For a few fleeting minutes Sunday evening, the possibility of a Sweet 16 without a single mid-major looked increasingly realistic.
Only then did 13th-seeded Ohio erase a five-point second-half deficit, blow past 12th-seeded South Florida and guarantee there will still be a dash of small-conference charm in the second week of the NCAA tournament.
South Florida had taken a five-point lead midway through the second half on a Jawanza Poland alley-oop slam when referees gave Poland a technical foul for hanging on the rim. Ohio's Nick Kellogg sank the two free throws and then buried a 3-pointer on the ensuing possession, igniting a 17-4 Bobcats run that propelled them to a 62-56 victory and the program's first Sweet 16 since the field expanded to 64 teams.
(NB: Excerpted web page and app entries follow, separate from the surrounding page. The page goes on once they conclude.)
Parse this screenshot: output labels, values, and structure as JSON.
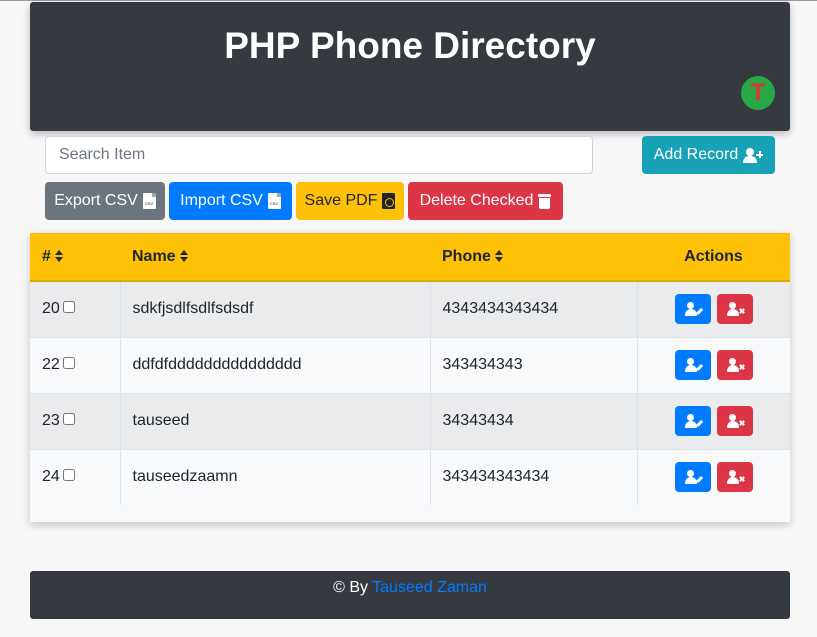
{
  "header": {
    "title": "PHP Phone Directory",
    "avatar_letter": "T"
  },
  "toolbar": {
    "search_placeholder": "Search Item",
    "add_label": "Add Record",
    "export_label": "Export CSV",
    "import_label": "Import CSV",
    "pdf_label": "Save PDF",
    "delete_label": "Delete Checked",
    "csv_icon_text": "CSV"
  },
  "table": {
    "columns": [
      "#",
      "Name",
      "Phone",
      "Actions"
    ],
    "rows": [
      {
        "id": "20",
        "name": "sdkfjsdlfsdlfsdsdf",
        "phone": "4343434343434"
      },
      {
        "id": "22",
        "name": "ddfdfddddddddddddddd",
        "phone": "343434343"
      },
      {
        "id": "23",
        "name": "tauseed",
        "phone": "34343434"
      },
      {
        "id": "24",
        "name": "tauseedzaamn",
        "phone": "343434343434"
      }
    ]
  },
  "footer": {
    "prefix": "© By",
    "author": "Tauseed Zaman"
  },
  "colors": {
    "header_bg": "#343a40",
    "table_header": "#ffc107",
    "primary": "#007bff",
    "danger": "#dc3545",
    "info": "#17a2b8",
    "secondary": "#6c757d",
    "success": "#28a745"
  }
}
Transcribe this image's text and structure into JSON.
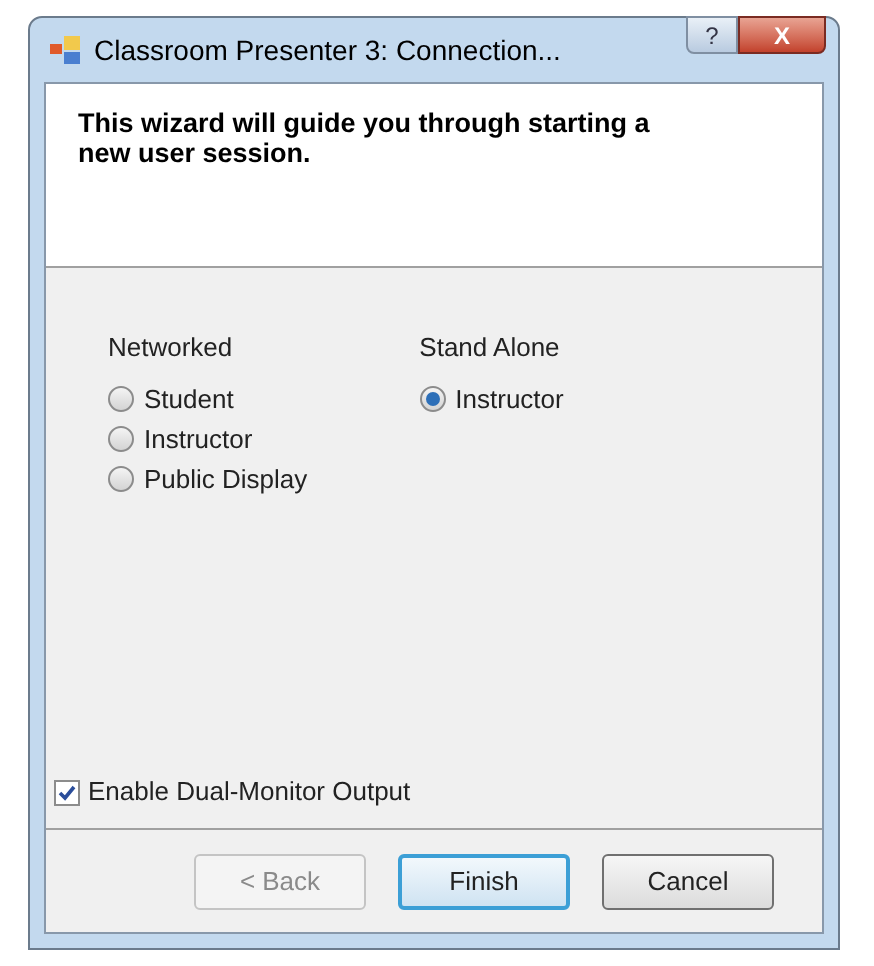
{
  "window": {
    "title": "Classroom Presenter 3: Connection...",
    "help_button": "?",
    "close_button": "X"
  },
  "header": {
    "text": "This wizard will guide you through starting a new user session."
  },
  "groups": [
    {
      "title": "Networked",
      "options": [
        {
          "label": "Student",
          "selected": false
        },
        {
          "label": "Instructor",
          "selected": false
        },
        {
          "label": "Public Display",
          "selected": false
        }
      ]
    },
    {
      "title": "Stand Alone",
      "options": [
        {
          "label": "Instructor",
          "selected": true
        }
      ]
    }
  ],
  "dual_monitor": {
    "label": "Enable Dual-Monitor Output",
    "checked": true
  },
  "buttons": [
    {
      "label": "< Back",
      "disabled": true,
      "default": false
    },
    {
      "label": "Finish",
      "disabled": false,
      "default": true
    },
    {
      "label": "Cancel",
      "disabled": false,
      "default": false
    }
  ]
}
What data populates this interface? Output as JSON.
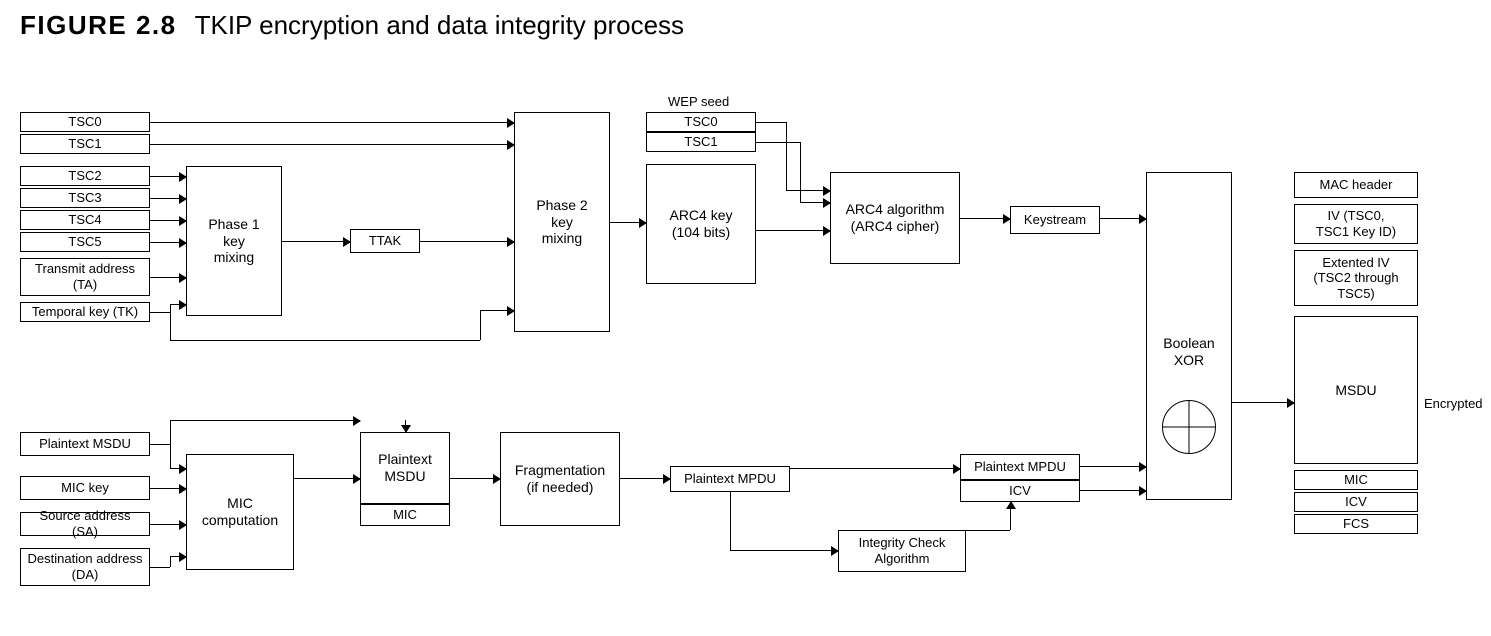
{
  "figure_number": "FIGURE 2.8",
  "figure_title": "TKIP encryption and data integrity process",
  "inputs_top": [
    "TSC0",
    "TSC1",
    "TSC2",
    "TSC3",
    "TSC4",
    "TSC5"
  ],
  "input_ta": "Transmit address (TA)",
  "input_tk": "Temporal key (TK)",
  "phase1": "Phase 1\nkey\nmixing",
  "ttak": "TTAK",
  "phase2": "Phase 2\nkey\nmixing",
  "wep_seed_label": "WEP seed",
  "wep_seed": {
    "tsc0": "TSC0",
    "tsc1": "TSC1",
    "arc4key": "ARC4 key\n(104 bits)"
  },
  "arc4": "ARC4 algorithm\n(ARC4 cipher)",
  "keystream": "Keystream",
  "xor_label": "Boolean\nXOR",
  "encrypted_label": "Encrypted",
  "output": {
    "mac": "MAC header",
    "iv": "IV (TSC0,\nTSC1 Key ID)",
    "eiv": "Extented IV\n(TSC2 through\nTSC5)",
    "msdu": "MSDU",
    "mic": "MIC",
    "icv": "ICV",
    "fcs": "FCS"
  },
  "inputs_bottom": [
    "Plaintext MSDU",
    "MIC key",
    "Source address (SA)",
    "Destination address (DA)"
  ],
  "mic_comp": "MIC\ncomputation",
  "plaintext_msdu": "Plaintext\nMSDU",
  "mic_small": "MIC",
  "fragmentation": "Fragmentation\n(if needed)",
  "plaintext_mpdu": "Plaintext MPDU",
  "integrity_check": "Integrity Check\nAlgorithm",
  "mpdu_icv": {
    "mpdu": "Plaintext MPDU",
    "icv": "ICV"
  }
}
Ohio's success stands out even more than usual because it hasn't been the norm among mid-major programs this March.
Fourteen of the other 15 programs in the Sweet 16 are from the six power conferences. The lone exception is Xavier, which hasn't been classified as a mid-major for years because of its charter flights, glitzy arena and large budget.
It's a bit surprising to see the mid-majors struggle this March after Final Four runs from Butler, VCU and George Mason in recent seasons, but there are a few factors that help explain it.
Top mid-majors such as Drexel, Middle Tennessee State and Nevada never received the opportunity to make a run after crashing out of their respective conference tournaments without securing an automatic bid. Then schools like VCU and Wichita State were paired against one-another in the opening round of the tournament. And finally, the small-conference programs that did win their opening games, such as Lehigh, VCU and Norfolk State, all couldn't sustain their success in the Round of 32.
Few expected Ohio to be one of the final 16 teams alive when the Bobcats drew Big Ten co-champ Michigan in the opening round. Ohio showed its prowess in the regular season by playing Louisville close, winning 27 games and capturing the MAC tournament, but the MAC last produced a Sweet 16 team a decade ago when Antonio Gates helped lead Kent State to the Elite Eight.
What has helped Ohio exceed expectations this week and earn a Sweet 16 date with top-seeded North Carolina is the pairing of guards D.J. Cooper and Walter Offutt. Cooper had 21 points in Ohio's upset victory over Michigan on Friday and Offutt followed that with 21 against stingy South Florida.
The last time a Sweet 16 didn't contain a single mid-major was 2009 when only Xavier and Gonzaga made it from leagues outside the power six. Thanks to Ohio, history did not repeat itself this year.